Rep. Edmund Kuempel, R-Seguin
Rep. Edmund Kuempel, R-Seguin

Lawmakers Practice CPR at Capitol

Lawmakers and state employees are getting trained in CPR and defibrillator use today — almost a year after Rep. Edmund Kuempel, R-Seguin, suffered a heart attack and collapsed in a Capitol elevator. He was saved by his colleague, Rep. John Zerwas, an anesthesiologist who resuscitated him with CPR. 

Charles Perry
Charles Perry

Challengers to Establishment Win Lubbock Races

Charles Perry is on his way to the Texas House, having defeated Rep. Delwin Jones, R-Lubbock, and fellow Republican John Frullo won the GOP nomination for an open seat in his predominantly Republican district. Perry has no opposition in November. Frullo will face Democrat Carol Morgan.

Republican Contest Dominate April 13 Runoffs

Today’s elections in 18 Texas primary races, all but two involving Republicans, probably won't change the overall temperature of the statehouse or our delegation to Congress. The partisan makeup of those places isn't at stake until November. But for three House incumbents and challengers in two other races — for the State Board of Education and the Texas Supreme Court  — how the vote turns out is a big deal.

Special Elections in Waco, Plano and Dallas

Voters in Central Texas, Dallas and Plano will get to vote for the third month in a row in May, in special elections for the Texas House and Senate. Three officeholders — Sen. Kip Averitt, R-Waco, and Reps. Terri Hodge, D-Dallas, and Brian McCall, R-Plano — resigned before their terms were up. Today was the deadline for candidate filing.

Lubbock's Frullo and Griffin in State House Runoff

The runoff between John Frullo and Mark Griffin shares one important characteristic with the adjacent race in HD-83: It pits inside-the-tent Lubbock Republicans against a coalition of social and libertarian conservatives who are distinctly unhappy with government in Washington and Texas. In that frame, Frullo's the insurgent and Griffin represents the establishment.

Rep. Delwin Jones (standing) talks to voters in a Lubbock diner.
Rep. Delwin Jones (standing) talks to voters in a Lubbock diner.

Jones and Perry Close in Lubbock House Runoff

Delwin Jones, who was first elected to the Texas House in 1964 after two unsuccessful attempts, says he has handed out 765,000 promotional emery boards since his start in politics. His tenure and those files weren't enough to win a bruising primary outright last month, though, and the veteran legislator now finds himself in a runoff against Tea Party organizer Charles Perry, who's capitalizing on voter anger at incumbents.
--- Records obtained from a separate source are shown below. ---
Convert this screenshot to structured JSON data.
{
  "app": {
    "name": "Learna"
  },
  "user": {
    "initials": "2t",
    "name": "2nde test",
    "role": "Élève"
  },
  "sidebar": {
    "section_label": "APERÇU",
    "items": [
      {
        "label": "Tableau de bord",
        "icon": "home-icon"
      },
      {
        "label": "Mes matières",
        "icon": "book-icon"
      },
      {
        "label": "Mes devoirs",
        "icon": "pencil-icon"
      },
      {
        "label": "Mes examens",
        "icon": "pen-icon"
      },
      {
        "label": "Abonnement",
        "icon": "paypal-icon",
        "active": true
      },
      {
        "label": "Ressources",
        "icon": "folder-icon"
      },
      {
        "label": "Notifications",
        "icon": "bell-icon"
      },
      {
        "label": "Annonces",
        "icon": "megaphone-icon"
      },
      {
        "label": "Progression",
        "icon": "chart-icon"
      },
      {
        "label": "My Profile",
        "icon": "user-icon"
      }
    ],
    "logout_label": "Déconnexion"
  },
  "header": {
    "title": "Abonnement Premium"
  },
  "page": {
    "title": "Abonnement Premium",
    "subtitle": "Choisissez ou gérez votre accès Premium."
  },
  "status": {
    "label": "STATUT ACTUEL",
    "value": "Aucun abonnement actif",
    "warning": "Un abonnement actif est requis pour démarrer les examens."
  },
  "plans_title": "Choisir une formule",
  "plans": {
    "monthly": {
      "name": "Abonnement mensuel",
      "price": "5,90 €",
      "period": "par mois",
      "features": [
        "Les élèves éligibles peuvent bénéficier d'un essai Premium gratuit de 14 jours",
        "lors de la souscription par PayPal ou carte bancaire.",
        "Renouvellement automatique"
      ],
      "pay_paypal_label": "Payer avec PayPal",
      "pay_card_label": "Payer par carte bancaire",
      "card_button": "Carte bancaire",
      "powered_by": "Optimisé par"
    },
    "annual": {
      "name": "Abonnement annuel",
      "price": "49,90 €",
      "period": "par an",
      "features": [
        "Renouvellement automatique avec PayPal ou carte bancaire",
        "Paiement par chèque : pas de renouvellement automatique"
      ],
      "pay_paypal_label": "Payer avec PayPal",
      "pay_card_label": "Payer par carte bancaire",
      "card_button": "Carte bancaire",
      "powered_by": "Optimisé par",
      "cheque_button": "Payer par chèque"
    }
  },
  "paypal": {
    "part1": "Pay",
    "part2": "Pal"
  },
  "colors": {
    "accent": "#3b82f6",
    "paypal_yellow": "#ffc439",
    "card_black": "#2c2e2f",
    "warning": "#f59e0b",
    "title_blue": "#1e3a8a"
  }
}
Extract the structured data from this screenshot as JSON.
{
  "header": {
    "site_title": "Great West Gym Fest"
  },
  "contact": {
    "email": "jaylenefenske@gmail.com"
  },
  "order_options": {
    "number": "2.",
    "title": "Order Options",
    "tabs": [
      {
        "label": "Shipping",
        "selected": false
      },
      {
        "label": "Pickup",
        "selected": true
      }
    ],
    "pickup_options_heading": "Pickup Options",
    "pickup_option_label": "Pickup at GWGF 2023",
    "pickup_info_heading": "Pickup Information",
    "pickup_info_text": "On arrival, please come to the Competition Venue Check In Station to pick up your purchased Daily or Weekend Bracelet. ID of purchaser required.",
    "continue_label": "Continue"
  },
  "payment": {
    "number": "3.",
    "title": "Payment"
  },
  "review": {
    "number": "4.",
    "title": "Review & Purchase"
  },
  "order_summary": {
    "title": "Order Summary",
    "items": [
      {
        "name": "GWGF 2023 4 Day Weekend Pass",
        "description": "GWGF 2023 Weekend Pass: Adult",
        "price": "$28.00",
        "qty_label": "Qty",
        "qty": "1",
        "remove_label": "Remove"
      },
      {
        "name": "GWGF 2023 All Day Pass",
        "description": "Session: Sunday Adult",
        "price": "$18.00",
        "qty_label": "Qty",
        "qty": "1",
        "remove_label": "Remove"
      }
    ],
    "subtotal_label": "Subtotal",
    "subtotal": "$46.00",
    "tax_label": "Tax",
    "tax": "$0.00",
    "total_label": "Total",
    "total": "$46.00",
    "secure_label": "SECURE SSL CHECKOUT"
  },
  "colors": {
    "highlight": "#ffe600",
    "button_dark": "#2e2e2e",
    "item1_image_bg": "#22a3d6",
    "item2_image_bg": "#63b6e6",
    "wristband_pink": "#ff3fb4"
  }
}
State Rep. Brian McCall, R-Plano
State Rep. Brian McCall, R-Plano

McCall to Head Texas State University System

Brian McCall will apparently be the next chancellor of the Texas State University System. The board of regents picked the state representative, a Plano Republican, as the sole finalist to replace Charles Matthews in that job. They'll make They made the announcement on Monday.

TribWeek: Top Texas News for the Week of Mar 15, 2010

Grissom on the 1.2 million Texans who've lost their licenses under the Driver Responsibility Act and the impenetrable black box that is the Texas Board of Pardons and Paroles, Ramshaw and Kraft on nurses with substance abuse problems and rehabilitation that can get them back to work, M. Smith finds it's not easy being Rick Green, Stiles on counting Texans (and everybody else), Rapoport on the State Board of Education's war with itself and the runoff in SBOE District 10, Thevenot's revealing interview with a big-city superintendent on closing bad schools, Aguilar on the tensions over water on the Texas-Mexico border, Hamilton on the new Coffee Party, Hu on Kesha Rogers and why her party doesn't want her, Philpott on the runoff in HD-47, Ramsey on Bill White and the politics of taxes, and E. Smith's conversation with Game Change authors Mark Halperin and John Heleimann: The best of our best from March 15 to 19.